Saturday, 19 June 2010

Grammar go home

Getting too serious around here so I though it was time for a little Monty Python language learning. As in this video some people seem to focus too much on grammar and miss the message. I am not going to worry about learning Thai grammar, I may read about it little after the event but I didn't study or learn grammar for Chinese and I will not deliberately study it for Thai. It is a waste of my time.

Some people may say that Chinese and Thai have a relatively simple grammar anyway (and yet the grammar books in various series of grammar books seem to be a similar size to other languages), I think that is is just that their grammar is different and we have a tendency to think about grammar in a western way (because we caught it from the Greeks and Romans). I won't know for sure until I study a European language though. This blog will not have any posts detailing how I am learning grammar for sure though, if it doesn't get adsorbed along with everything else I am in trouble... :)

Grammar is not even that important (yes you heard me correctly). if you get the pronouciation correct and the words right then for casual conversation in most language grammar mistakes will not stop you being understood (think about learners of your language you have talked with). Many languages it seems even the natives don't worry to much about their own grammar when talking.

If you think I am wrong then I would be happy to hear your opinion.


  1. I had a quick look at my books on Chinese grammar, and you're right: the standard grammar books aren't any thinner than, say, their counterparts for Hungarian or French. If you're going to learn this stuff as rules, you're in for as much frustration and confusion (or sense of achievement?) as the average Hungarian or French learner is.

    I was thinking that if you study languages the traditional way by translating and learning words rather than acquiring the language 'naturally', you actually need to study grammar rules. How else would you have a chance to construct correct L2 sentences?

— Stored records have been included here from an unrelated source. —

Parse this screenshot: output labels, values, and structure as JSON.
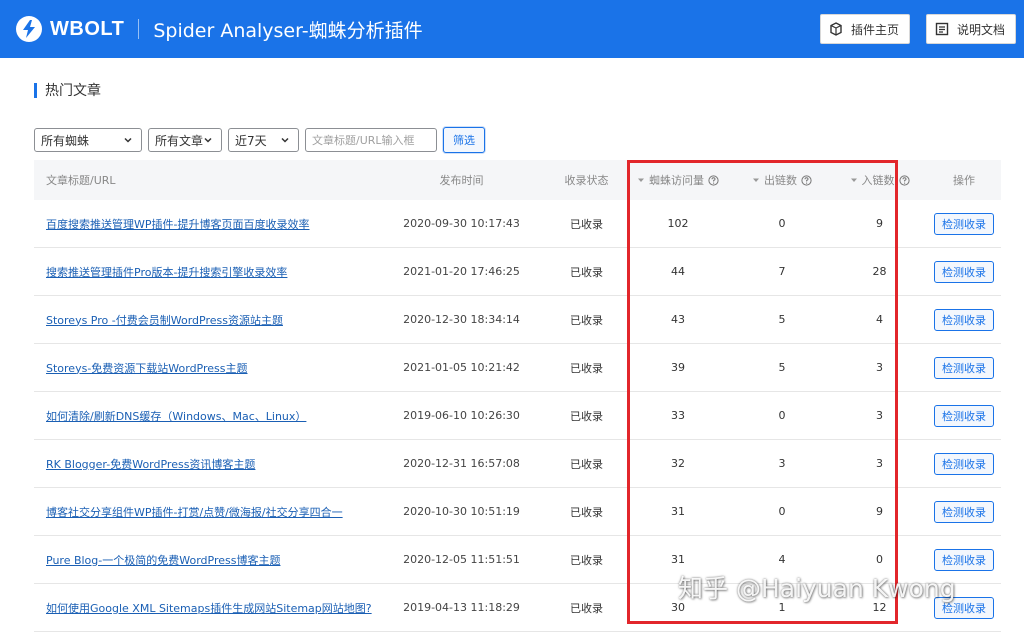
{
  "header": {
    "brand": "WBOLT",
    "app_title": "Spider Analyser-蜘蛛分析插件",
    "buttons": [
      {
        "label": "插件主页",
        "icon": "cube-icon"
      },
      {
        "label": "说明文档",
        "icon": "document-icon"
      }
    ]
  },
  "section": {
    "title": "热门文章"
  },
  "filters": {
    "spider_select": "所有蜘蛛",
    "article_select": "所有文章",
    "period_select": "近7天",
    "search_placeholder": "文章标题/URL输入框",
    "filter_button": "筛选"
  },
  "table": {
    "columns": {
      "title": "文章标题/URL",
      "date": "发布时间",
      "status": "收录状态",
      "spider_visits": "蜘蛛访问量",
      "outbound_links": "出链数",
      "inbound_links": "入链数",
      "actions": "操作"
    },
    "rows": [
      {
        "title": "百度搜索推送管理WP插件-提升博客页面百度收录效率",
        "date": "2020-09-30 10:17:43",
        "status": "已收录",
        "visits": "102",
        "out": "0",
        "in": "9",
        "action": "检测收录"
      },
      {
        "title": "搜索推送管理插件Pro版本-提升搜索引擎收录效率",
        "date": "2021-01-20 17:46:25",
        "status": "已收录",
        "visits": "44",
        "out": "7",
        "in": "28",
        "action": "检测收录"
      },
      {
        "title": "Storeys Pro -付费会员制WordPress资源站主题",
        "date": "2020-12-30 18:34:14",
        "status": "已收录",
        "visits": "43",
        "out": "5",
        "in": "4",
        "action": "检测收录"
      },
      {
        "title": "Storeys-免费资源下载站WordPress主题",
        "date": "2021-01-05 10:21:42",
        "status": "已收录",
        "visits": "39",
        "out": "5",
        "in": "3",
        "action": "检测收录"
      },
      {
        "title": "如何清除/刷新DNS缓存（Windows、Mac、Linux）",
        "date": "2019-06-10 10:26:30",
        "status": "已收录",
        "visits": "33",
        "out": "0",
        "in": "3",
        "action": "检测收录"
      },
      {
        "title": "RK Blogger-免费WordPress资讯博客主题",
        "date": "2020-12-31 16:57:08",
        "status": "已收录",
        "visits": "32",
        "out": "3",
        "in": "3",
        "action": "检测收录"
      },
      {
        "title": "博客社交分享组件WP插件-打赏/点赞/微海报/社交分享四合一",
        "date": "2020-10-30 10:51:19",
        "status": "已收录",
        "visits": "31",
        "out": "0",
        "in": "9",
        "action": "检测收录"
      },
      {
        "title": "Pure Blog-一个极简的免费WordPress博客主题",
        "date": "2020-12-05 11:51:51",
        "status": "已收录",
        "visits": "31",
        "out": "4",
        "in": "0",
        "action": "检测收录"
      },
      {
        "title": "如何使用Google XML Sitemaps插件生成网站Sitemap网站地图?",
        "date": "2019-04-13 11:18:29",
        "status": "已收录",
        "visits": "30",
        "out": "1",
        "in": "12",
        "action": "检测收录"
      }
    ]
  },
  "watermark": "知乎 @Haiyuan Kwong",
  "colors": {
    "brand_blue": "#1a73e8",
    "highlight_red": "#e2262b"
  }
}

Only if you outsource the language as a whole to your subconscious (by taking in as much comprehensible input as possible and let your subconscious sort out meanings and rules, resulting eventually in a 'feeling for the language'), you can afford to ignore grammar.

  2. good point Bakunin your approach probably dictates whether you need to study Grammar.
    To say pasa Thai (language Thai, or taiyu) seems backwards compared to what I already knew but I never thought of it that way so pasa thai, patet thai, pasa ang grit, patet ang rit. all seem perfectly natural without think about grammar rules at all.

    If I absorb pasa thai, I won't need the grammar rule, if I keep translating from "Thai language" or "taiyu" then I will need the grammar rule.

  3. I've actually never noticed that pasa Thai (as you spell it) etc. is backwards compared to English (or my own mother tongue German), before you pointed it out here as an example! I guess that's exactly your point. I'm quite amazed about not having noticed that! Gosh, for me there's definitely no going back to any grammar study anymore... :)

  4. I don't want to hear more rules like that, Chris. They're evil knowledge. I hope you won't be doing too much language analysis on this blog going forward...

  5. Bakunin, agreed, evil knowledge, I will probably only include them in one more post or so, if it helps there is a piece of me sitting outside trying to be a passive observer, I really wanted to understand and document what goes no when you start learning a language by mostly input.